Please count the lines in this listing that include the string "screenshot", and give only the number.

Source data:
━━━━━━━━━━━━━━━━━━━━
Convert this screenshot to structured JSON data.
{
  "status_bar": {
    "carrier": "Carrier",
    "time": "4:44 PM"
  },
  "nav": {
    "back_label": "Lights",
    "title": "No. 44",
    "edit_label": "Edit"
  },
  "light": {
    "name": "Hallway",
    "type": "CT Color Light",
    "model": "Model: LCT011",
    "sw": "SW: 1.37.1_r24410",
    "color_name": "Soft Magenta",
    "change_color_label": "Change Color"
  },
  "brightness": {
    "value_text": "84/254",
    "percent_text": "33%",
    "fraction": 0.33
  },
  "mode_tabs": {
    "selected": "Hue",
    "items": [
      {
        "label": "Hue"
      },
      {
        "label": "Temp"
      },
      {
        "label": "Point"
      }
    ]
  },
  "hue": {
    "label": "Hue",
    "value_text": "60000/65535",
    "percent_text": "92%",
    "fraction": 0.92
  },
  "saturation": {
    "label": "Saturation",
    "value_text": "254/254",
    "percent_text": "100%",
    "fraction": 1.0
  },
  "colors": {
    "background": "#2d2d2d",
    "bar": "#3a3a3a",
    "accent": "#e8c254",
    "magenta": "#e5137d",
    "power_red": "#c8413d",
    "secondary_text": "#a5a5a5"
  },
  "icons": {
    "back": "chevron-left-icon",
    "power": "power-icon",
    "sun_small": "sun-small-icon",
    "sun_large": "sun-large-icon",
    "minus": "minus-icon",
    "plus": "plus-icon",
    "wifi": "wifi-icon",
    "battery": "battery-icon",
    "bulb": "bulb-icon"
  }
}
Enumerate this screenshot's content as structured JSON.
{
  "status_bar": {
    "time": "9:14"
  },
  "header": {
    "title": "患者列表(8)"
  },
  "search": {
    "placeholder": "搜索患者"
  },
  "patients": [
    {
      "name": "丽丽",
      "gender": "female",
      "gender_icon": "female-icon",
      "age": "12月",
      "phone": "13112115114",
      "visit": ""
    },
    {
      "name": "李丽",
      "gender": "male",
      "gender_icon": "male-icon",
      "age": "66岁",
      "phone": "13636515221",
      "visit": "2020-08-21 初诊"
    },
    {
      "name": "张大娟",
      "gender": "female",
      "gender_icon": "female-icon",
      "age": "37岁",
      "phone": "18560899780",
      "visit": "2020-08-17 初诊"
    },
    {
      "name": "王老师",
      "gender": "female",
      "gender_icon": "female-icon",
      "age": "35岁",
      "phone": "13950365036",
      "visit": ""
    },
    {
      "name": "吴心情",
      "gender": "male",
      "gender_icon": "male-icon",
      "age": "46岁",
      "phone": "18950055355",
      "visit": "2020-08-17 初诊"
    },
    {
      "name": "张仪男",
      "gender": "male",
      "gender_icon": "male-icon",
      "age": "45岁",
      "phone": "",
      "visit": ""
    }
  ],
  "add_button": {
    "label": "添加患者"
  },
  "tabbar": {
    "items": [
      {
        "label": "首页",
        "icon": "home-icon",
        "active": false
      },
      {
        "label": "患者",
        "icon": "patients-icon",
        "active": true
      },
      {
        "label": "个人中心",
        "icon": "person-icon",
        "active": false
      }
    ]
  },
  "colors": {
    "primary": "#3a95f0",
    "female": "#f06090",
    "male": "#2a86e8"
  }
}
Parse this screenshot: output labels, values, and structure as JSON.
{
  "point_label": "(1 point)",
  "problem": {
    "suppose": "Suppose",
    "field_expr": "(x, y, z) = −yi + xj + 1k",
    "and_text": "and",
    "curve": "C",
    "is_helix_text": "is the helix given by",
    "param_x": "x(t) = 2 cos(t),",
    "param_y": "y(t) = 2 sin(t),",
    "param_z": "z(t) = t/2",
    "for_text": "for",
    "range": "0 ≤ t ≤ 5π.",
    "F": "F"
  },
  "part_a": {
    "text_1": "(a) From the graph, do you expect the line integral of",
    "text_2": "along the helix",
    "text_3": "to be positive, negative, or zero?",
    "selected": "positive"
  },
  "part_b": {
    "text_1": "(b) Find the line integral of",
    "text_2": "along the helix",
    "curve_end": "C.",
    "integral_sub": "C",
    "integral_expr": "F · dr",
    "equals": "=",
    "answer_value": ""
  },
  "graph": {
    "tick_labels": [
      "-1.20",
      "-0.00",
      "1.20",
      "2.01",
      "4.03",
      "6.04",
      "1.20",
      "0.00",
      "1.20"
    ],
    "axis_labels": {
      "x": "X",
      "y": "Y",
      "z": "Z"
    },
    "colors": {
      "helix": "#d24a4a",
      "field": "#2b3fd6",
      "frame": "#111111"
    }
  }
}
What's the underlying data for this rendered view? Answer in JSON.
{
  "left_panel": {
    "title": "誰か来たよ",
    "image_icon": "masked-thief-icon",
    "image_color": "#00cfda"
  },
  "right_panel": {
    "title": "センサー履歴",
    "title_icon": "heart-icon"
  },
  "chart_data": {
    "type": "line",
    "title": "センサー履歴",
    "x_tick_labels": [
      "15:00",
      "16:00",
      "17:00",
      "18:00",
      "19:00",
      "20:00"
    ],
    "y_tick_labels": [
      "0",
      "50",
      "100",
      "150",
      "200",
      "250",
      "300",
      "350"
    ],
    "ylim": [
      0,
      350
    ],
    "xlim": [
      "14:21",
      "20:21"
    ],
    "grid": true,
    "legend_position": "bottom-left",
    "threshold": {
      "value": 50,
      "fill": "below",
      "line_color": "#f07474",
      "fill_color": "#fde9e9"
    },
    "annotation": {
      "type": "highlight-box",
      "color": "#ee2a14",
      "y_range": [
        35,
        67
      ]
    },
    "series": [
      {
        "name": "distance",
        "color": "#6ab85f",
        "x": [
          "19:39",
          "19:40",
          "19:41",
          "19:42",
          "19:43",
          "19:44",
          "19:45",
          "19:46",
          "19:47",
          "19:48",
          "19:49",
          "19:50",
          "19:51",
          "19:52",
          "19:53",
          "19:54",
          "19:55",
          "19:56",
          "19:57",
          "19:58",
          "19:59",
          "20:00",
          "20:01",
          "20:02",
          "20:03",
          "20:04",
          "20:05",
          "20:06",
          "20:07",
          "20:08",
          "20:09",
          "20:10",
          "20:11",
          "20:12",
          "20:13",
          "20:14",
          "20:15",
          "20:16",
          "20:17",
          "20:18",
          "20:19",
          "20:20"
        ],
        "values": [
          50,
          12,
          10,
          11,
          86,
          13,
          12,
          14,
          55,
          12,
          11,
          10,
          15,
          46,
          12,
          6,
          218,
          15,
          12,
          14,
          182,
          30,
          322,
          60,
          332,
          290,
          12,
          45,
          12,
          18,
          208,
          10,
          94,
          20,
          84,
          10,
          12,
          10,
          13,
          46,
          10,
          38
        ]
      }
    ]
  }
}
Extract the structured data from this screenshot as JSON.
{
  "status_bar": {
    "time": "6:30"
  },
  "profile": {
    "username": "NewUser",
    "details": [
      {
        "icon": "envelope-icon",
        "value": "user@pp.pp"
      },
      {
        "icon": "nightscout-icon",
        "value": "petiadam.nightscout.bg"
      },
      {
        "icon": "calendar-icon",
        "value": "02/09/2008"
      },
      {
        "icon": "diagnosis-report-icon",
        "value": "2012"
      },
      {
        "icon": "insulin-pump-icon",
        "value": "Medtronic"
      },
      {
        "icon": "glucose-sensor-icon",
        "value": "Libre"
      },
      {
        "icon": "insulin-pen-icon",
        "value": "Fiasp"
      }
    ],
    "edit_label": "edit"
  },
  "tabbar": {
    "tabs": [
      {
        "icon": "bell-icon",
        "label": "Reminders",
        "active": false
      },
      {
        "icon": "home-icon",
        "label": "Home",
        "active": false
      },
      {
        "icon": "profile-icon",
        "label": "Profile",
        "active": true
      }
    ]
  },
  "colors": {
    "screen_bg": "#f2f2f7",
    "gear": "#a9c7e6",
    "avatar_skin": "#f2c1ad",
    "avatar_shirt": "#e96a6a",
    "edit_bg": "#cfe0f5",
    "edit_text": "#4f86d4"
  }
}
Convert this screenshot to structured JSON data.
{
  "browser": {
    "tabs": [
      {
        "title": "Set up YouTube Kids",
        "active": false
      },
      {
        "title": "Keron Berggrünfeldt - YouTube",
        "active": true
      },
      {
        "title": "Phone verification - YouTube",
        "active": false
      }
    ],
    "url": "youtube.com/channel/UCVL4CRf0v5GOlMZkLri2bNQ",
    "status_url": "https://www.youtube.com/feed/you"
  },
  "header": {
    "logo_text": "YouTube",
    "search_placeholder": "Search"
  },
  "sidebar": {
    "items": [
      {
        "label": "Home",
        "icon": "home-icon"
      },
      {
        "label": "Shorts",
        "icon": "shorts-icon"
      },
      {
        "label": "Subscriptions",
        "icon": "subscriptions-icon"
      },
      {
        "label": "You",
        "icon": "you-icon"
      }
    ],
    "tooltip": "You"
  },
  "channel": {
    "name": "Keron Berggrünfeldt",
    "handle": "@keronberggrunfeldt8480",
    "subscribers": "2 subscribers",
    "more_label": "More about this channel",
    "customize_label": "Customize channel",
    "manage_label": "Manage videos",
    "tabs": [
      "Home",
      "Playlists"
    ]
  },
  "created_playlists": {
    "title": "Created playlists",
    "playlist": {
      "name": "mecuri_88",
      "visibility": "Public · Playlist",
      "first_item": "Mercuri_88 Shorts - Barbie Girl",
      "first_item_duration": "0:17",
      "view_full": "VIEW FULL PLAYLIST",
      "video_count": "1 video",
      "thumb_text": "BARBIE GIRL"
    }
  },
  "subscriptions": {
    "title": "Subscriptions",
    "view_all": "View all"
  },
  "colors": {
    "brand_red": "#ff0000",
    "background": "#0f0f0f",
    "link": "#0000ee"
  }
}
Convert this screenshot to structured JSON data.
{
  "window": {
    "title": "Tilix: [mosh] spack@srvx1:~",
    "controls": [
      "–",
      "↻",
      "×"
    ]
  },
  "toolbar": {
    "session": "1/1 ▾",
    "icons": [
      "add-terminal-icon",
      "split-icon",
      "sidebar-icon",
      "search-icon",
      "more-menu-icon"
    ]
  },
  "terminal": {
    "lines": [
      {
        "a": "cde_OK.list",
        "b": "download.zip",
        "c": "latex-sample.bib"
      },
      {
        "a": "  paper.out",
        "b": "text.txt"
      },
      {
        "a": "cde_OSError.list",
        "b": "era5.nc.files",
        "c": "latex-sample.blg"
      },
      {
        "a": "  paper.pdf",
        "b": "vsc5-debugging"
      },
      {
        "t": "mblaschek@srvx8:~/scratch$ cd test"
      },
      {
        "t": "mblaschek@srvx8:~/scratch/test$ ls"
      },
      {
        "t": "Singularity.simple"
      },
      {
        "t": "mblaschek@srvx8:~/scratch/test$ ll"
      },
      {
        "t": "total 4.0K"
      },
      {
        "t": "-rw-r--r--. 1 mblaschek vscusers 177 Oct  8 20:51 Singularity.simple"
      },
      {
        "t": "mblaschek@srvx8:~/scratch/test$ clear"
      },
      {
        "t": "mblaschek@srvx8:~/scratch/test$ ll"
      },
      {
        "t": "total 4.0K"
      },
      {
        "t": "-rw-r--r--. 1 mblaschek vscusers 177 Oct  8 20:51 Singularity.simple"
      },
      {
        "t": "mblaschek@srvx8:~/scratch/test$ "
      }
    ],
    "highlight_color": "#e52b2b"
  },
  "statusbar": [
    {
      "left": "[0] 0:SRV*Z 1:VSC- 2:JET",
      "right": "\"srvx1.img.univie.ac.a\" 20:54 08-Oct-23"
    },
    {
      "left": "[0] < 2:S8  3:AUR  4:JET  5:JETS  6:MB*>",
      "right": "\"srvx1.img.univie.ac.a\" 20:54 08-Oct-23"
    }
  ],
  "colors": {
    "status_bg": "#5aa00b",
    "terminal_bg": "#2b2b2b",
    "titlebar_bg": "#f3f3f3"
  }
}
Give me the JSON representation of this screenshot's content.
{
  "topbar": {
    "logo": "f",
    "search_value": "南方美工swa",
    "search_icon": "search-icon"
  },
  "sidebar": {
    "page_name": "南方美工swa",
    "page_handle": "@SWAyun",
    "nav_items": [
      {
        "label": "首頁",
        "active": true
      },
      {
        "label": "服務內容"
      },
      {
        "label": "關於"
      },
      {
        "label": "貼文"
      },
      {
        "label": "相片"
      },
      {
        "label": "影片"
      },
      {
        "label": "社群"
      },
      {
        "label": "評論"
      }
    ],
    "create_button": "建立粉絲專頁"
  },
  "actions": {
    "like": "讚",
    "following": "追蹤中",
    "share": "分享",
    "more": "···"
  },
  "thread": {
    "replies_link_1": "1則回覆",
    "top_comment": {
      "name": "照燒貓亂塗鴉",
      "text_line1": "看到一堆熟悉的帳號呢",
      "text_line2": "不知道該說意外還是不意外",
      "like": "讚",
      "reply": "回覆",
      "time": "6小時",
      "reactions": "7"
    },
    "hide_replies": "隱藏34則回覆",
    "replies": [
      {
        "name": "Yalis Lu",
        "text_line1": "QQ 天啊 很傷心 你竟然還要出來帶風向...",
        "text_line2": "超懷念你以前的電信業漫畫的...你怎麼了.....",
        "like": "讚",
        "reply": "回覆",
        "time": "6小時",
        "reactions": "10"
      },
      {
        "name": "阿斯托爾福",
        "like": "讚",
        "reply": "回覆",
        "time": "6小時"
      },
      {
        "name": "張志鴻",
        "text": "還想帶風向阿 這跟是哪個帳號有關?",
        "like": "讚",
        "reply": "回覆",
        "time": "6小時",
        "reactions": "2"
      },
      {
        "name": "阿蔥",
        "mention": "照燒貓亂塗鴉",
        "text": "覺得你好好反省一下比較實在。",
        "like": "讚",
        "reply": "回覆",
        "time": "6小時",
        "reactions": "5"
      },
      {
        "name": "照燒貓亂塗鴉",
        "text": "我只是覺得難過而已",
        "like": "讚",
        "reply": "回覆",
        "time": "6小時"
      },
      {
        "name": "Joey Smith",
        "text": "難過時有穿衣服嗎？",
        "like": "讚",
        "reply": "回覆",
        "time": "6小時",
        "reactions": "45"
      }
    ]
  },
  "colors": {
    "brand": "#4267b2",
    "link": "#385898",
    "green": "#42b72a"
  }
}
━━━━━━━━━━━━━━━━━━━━
Answer to the problem: 7